Circle Sky
Thurs April 18 at Zak's.

When you're looking to steer clear of the insular fashionhawk scene, Zak's is a great place to grab a drink, with its Joe Punk/Joe Metal crowd and friendly dudes sliding up to the bar. There's no bullshit, no posturing--just cheap beer, a small outdoor basketball court, and some space on the checkered floor where bands are given free rein to jackhammer your gray matter. So Zak's was the perfect setting to check out Circle Sky, a metal band that took its music seriously without taking itself too seriously.

Sky's your basic rock-trio lineup, with Mike McDermott on bass, Nick Kilburg on drums, and Josh Woosley on guitar/ vocals. They clawed through a sinewy set of metal, singing about toothless bitches and crumpled dreams with terse aggression. When it comes to metal, I'm a big fan of the heavy shit that crosses the line into becoming an unconcealed, bowel-loosening weapon. I like the sludgy, bogged-down, expansive noise that climbs through your skull and expands until your shell's about to pop through your flesh. On the other end, I also love gruff, speedy Motörhead-style takeoffs into wildfire aggression.

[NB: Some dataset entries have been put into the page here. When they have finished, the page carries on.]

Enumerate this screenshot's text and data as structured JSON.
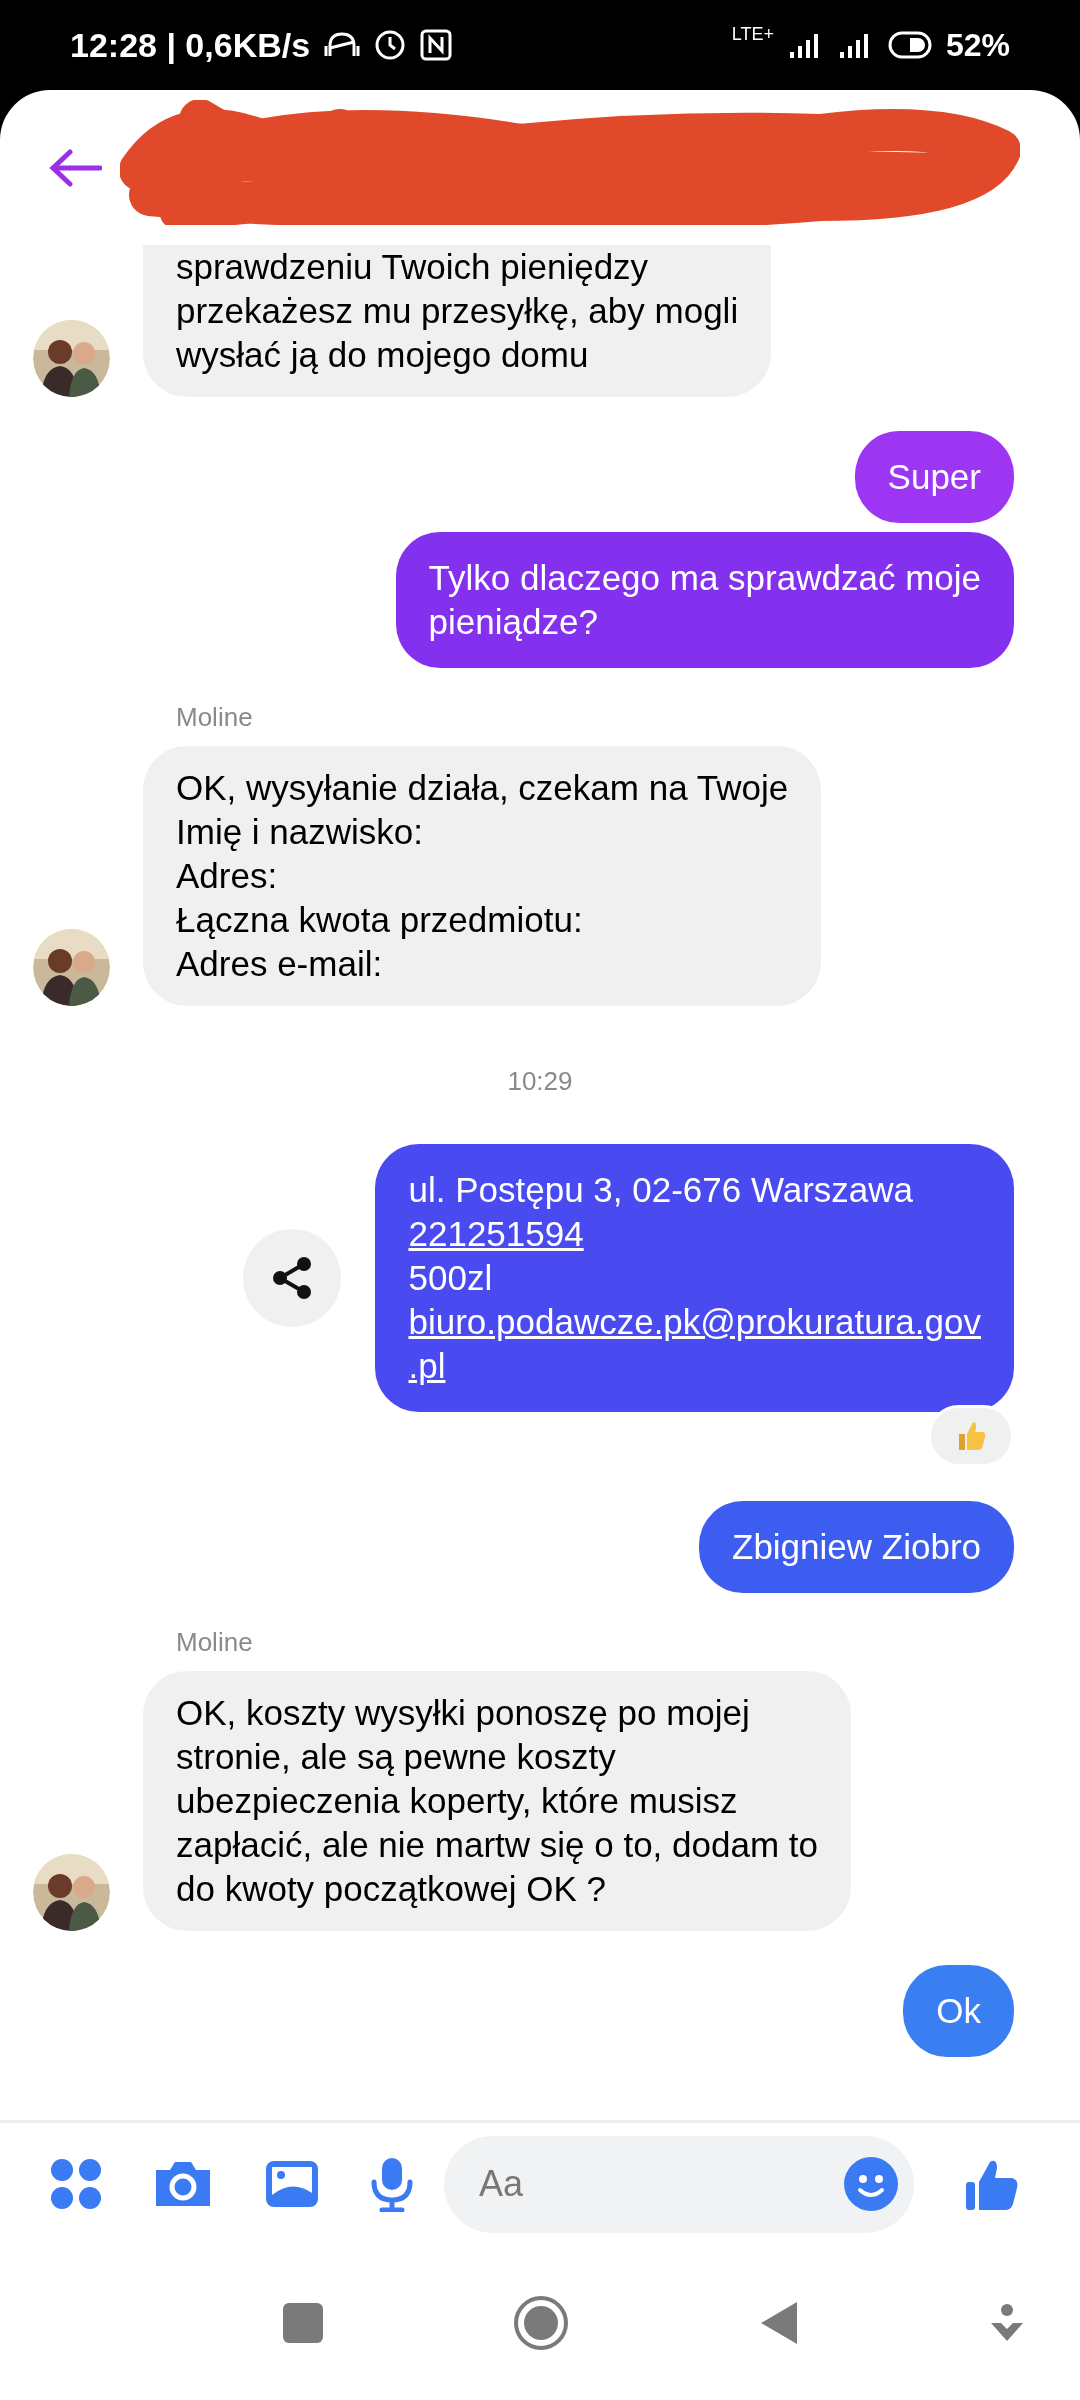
{
  "status_bar": {
    "time": "12:28 | 0,6KB/s",
    "network": "LTE+",
    "battery": "52%"
  },
  "header": {
    "redacted": true
  },
  "messages": [
    {
      "kind": "received",
      "avatar": true,
      "cut_top": true,
      "lines": [
        {
          "text": "sprawdzeniu Twoich pieniędzy",
          "link": false
        },
        {
          "text": "przekażesz mu przesyłkę, aby mogli",
          "link": false
        },
        {
          "text": "wysłać ją do mojego domu",
          "link": false
        }
      ]
    },
    {
      "kind": "sent",
      "color": "#9d36f3",
      "lines": [
        {
          "text": "Super",
          "link": false
        }
      ]
    },
    {
      "kind": "sent",
      "color": "#8430ef",
      "lines": [
        {
          "text": "Tylko dlaczego ma sprawdzać moje",
          "link": false
        },
        {
          "text": "pieniądze?",
          "link": false
        }
      ]
    },
    {
      "kind": "sender_name",
      "text": "Moline"
    },
    {
      "kind": "received",
      "avatar": true,
      "cut_top": false,
      "lines": [
        {
          "text": "OK, wysyłanie działa, czekam na Twoje",
          "link": false
        },
        {
          "text": "Imię i nazwisko:",
          "link": false
        },
        {
          "text": "Adres:",
          "link": false
        },
        {
          "text": "Łączna kwota przedmiotu:",
          "link": false
        },
        {
          "text": "Adres e-mail:",
          "link": false
        }
      ]
    },
    {
      "kind": "timestamp",
      "text": "10:29"
    },
    {
      "kind": "sent",
      "color": "#4a4af1",
      "share": true,
      "reacted": true,
      "lines": [
        {
          "text": "ul. Postępu 3, 02-676 Warszawa",
          "link": false
        },
        {
          "text": "221251594",
          "link": true
        },
        {
          "text": "500zl",
          "link": false
        },
        {
          "text": "biuro.podawcze.pk@prokuratura.gov",
          "link": true
        },
        {
          "text": ".pl",
          "link": true
        }
      ]
    },
    {
      "kind": "sent",
      "color": "#3d5df0",
      "lines": [
        {
          "text": "Zbigniew Ziobro",
          "link": false
        }
      ]
    },
    {
      "kind": "sender_name",
      "text": "Moline"
    },
    {
      "kind": "received",
      "avatar": true,
      "cut_top": false,
      "lines": [
        {
          "text": "OK, koszty wysyłki ponoszę po mojej",
          "link": false
        },
        {
          "text": "stronie, ale są pewne koszty",
          "link": false
        },
        {
          "text": "ubezpieczenia koperty, które musisz",
          "link": false
        },
        {
          "text": "zapłacić, ale nie martw się o to, dodam to",
          "link": false
        },
        {
          "text": "do kwoty początkowej OK ?",
          "link": false
        }
      ]
    },
    {
      "kind": "sent",
      "color": "#3a7ff2",
      "lines": [
        {
          "text": "Ok",
          "link": false
        }
      ]
    }
  ],
  "composer": {
    "placeholder": "Aa"
  }
}
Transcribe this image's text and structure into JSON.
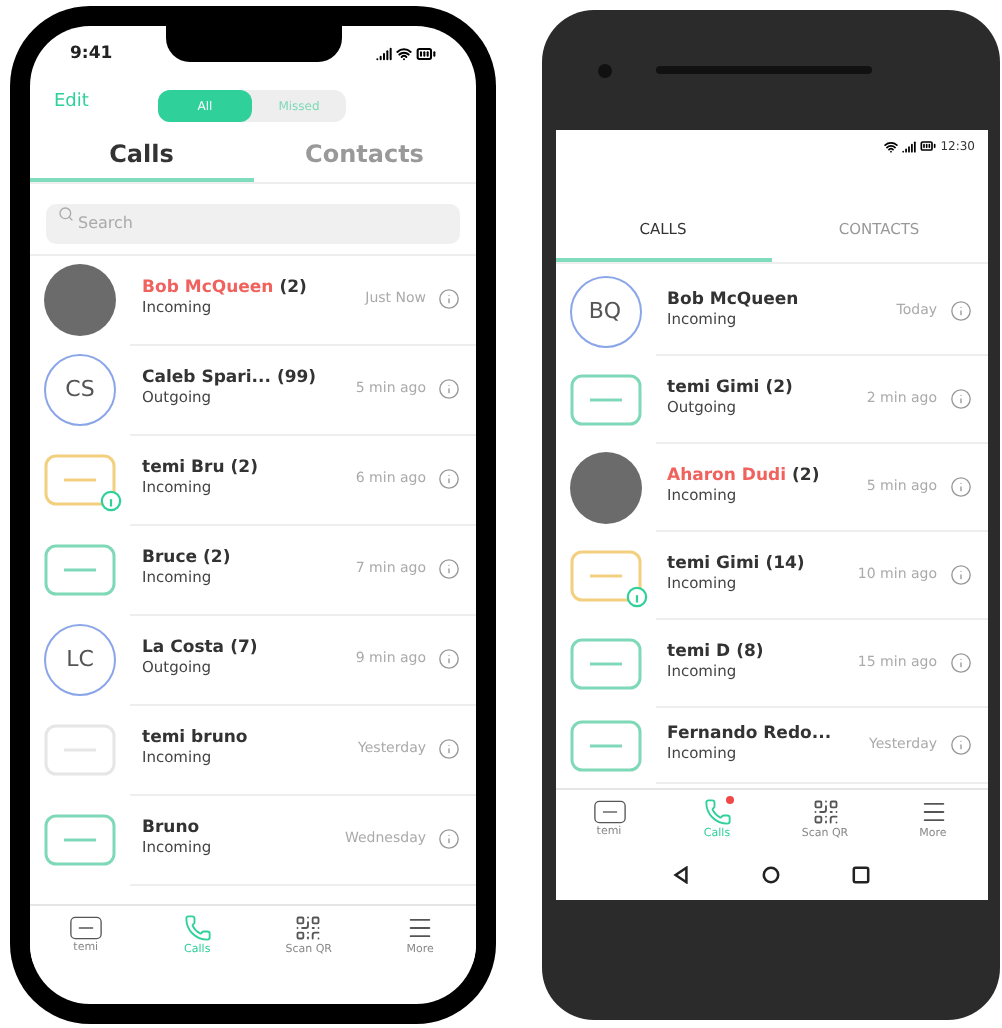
{
  "phones": [
    {
      "kind": "ios",
      "status_time": "9:41",
      "edit": "Edit",
      "filter": [
        {
          "label": "All",
          "selected": true
        },
        {
          "label": "Missed",
          "selected": false
        }
      ],
      "tabs": [
        {
          "label": "Calls",
          "selected": true
        },
        {
          "label": "Contacts",
          "selected": false
        }
      ],
      "search": {
        "placeholder": "Search"
      },
      "calls": [
        {
          "name": "Bob McQueen",
          "count": "(2)",
          "missed": true,
          "direction": "Incoming",
          "time": "Just Now",
          "avatar": {
            "kind": "photo"
          }
        },
        {
          "name": "Caleb Spari...",
          "count": "(99)",
          "missed": false,
          "direction": "Outgoing",
          "time": "5 min ago",
          "avatar": {
            "kind": "initials",
            "text": "CS"
          }
        },
        {
          "name": "temi Bru",
          "count": "(2)",
          "missed": false,
          "direction": "Incoming",
          "time": "6 min ago",
          "avatar": {
            "kind": "device",
            "color": "#f2d07e",
            "badge": true
          }
        },
        {
          "name": "Bruce",
          "count": "(2)",
          "missed": false,
          "direction": "Incoming",
          "time": "7 min ago",
          "avatar": {
            "kind": "device",
            "color": "#7fd9b8",
            "badge": false
          }
        },
        {
          "name": "La Costa",
          "count": "(7)",
          "missed": false,
          "direction": "Outgoing",
          "time": "9 min ago",
          "avatar": {
            "kind": "initials",
            "text": "LC"
          }
        },
        {
          "name": "temi bruno",
          "missed": false,
          "direction": "Incoming",
          "time": "Yesterday",
          "avatar": {
            "kind": "device",
            "color": "#e6e6e6",
            "badge": false
          }
        },
        {
          "name": "Bruno",
          "missed": false,
          "direction": "Incoming",
          "time": "Wednesday",
          "avatar": {
            "kind": "device",
            "color": "#7fd9b8",
            "badge": false
          }
        }
      ],
      "nav": [
        {
          "kind": "device",
          "label": "temi",
          "selected": false,
          "badge": false
        },
        {
          "kind": "phone",
          "label": "Calls",
          "selected": true,
          "badge": false
        },
        {
          "kind": "qr",
          "label": "Scan QR",
          "selected": false,
          "badge": false
        },
        {
          "kind": "menu",
          "label": "More",
          "selected": false,
          "badge": false
        }
      ]
    },
    {
      "kind": "android",
      "status_time": "12:30",
      "tabs": [
        {
          "label": "CALLS",
          "selected": true
        },
        {
          "label": "CONTACTS",
          "selected": false
        }
      ],
      "calls": [
        {
          "name": "Bob McQueen",
          "missed": false,
          "direction": "Incoming",
          "time": "Today",
          "avatar": {
            "kind": "initials",
            "text": "BQ"
          }
        },
        {
          "name": "temi Gimi",
          "count": "(2)",
          "missed": false,
          "direction": "Outgoing",
          "time": "2 min ago",
          "avatar": {
            "kind": "device",
            "color": "#7fd9b8",
            "badge": false
          }
        },
        {
          "name": "Aharon Dudi",
          "count": "(2)",
          "missed": true,
          "direction": "Incoming",
          "time": "5 min ago",
          "avatar": {
            "kind": "photo"
          }
        },
        {
          "name": "temi Gimi",
          "count": "(14)",
          "missed": false,
          "direction": "Incoming",
          "time": "10 min ago",
          "avatar": {
            "kind": "device",
            "color": "#f2d07e",
            "badge": true
          }
        },
        {
          "name": "temi D",
          "count": "(8)",
          "missed": false,
          "direction": "Incoming",
          "time": "15 min ago",
          "avatar": {
            "kind": "device",
            "color": "#7fd9b8",
            "badge": false
          }
        },
        {
          "name": "Fernando Redo...",
          "missed": false,
          "direction": "Incoming",
          "time": "Yesterday",
          "avatar": {
            "kind": "device",
            "color": "#7fd9b8",
            "badge": false
          }
        }
      ],
      "nav": [
        {
          "kind": "device",
          "label": "temi",
          "selected": false,
          "badge": false
        },
        {
          "kind": "phone",
          "label": "Calls",
          "selected": true,
          "badge": true
        },
        {
          "kind": "qr",
          "label": "Scan QR",
          "selected": false,
          "badge": false
        },
        {
          "kind": "menu",
          "label": "More",
          "selected": false,
          "badge": false
        }
      ]
    }
  ]
}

Circle Sky landed somewhere in the middle, making it hard for me to champion the band's music for the entire set. The guys started off strong, launching into some weighty riffs that made me thank the gods for not sending me to some hippie-jam band this week (I know that's coming later). But instead of dragging a trail of feedback behind every move, Sky chopped their rhythms, jerking the clipped sounds around and purposely quartering long stretches of melody into taut passages with definite Metallica undertones.

Woosley was a likeable frontman, stumbling back and crashing into the drum kit during one of the opening songs, and then flipping the switch from goofy to menacing when the next song was keyed-up to go. His voice got a little screechy at times, but when paired with McDermott's softer delivery, their styles served to complement each other. In the end, my bowels remained intact, but thankfully, so did my patience.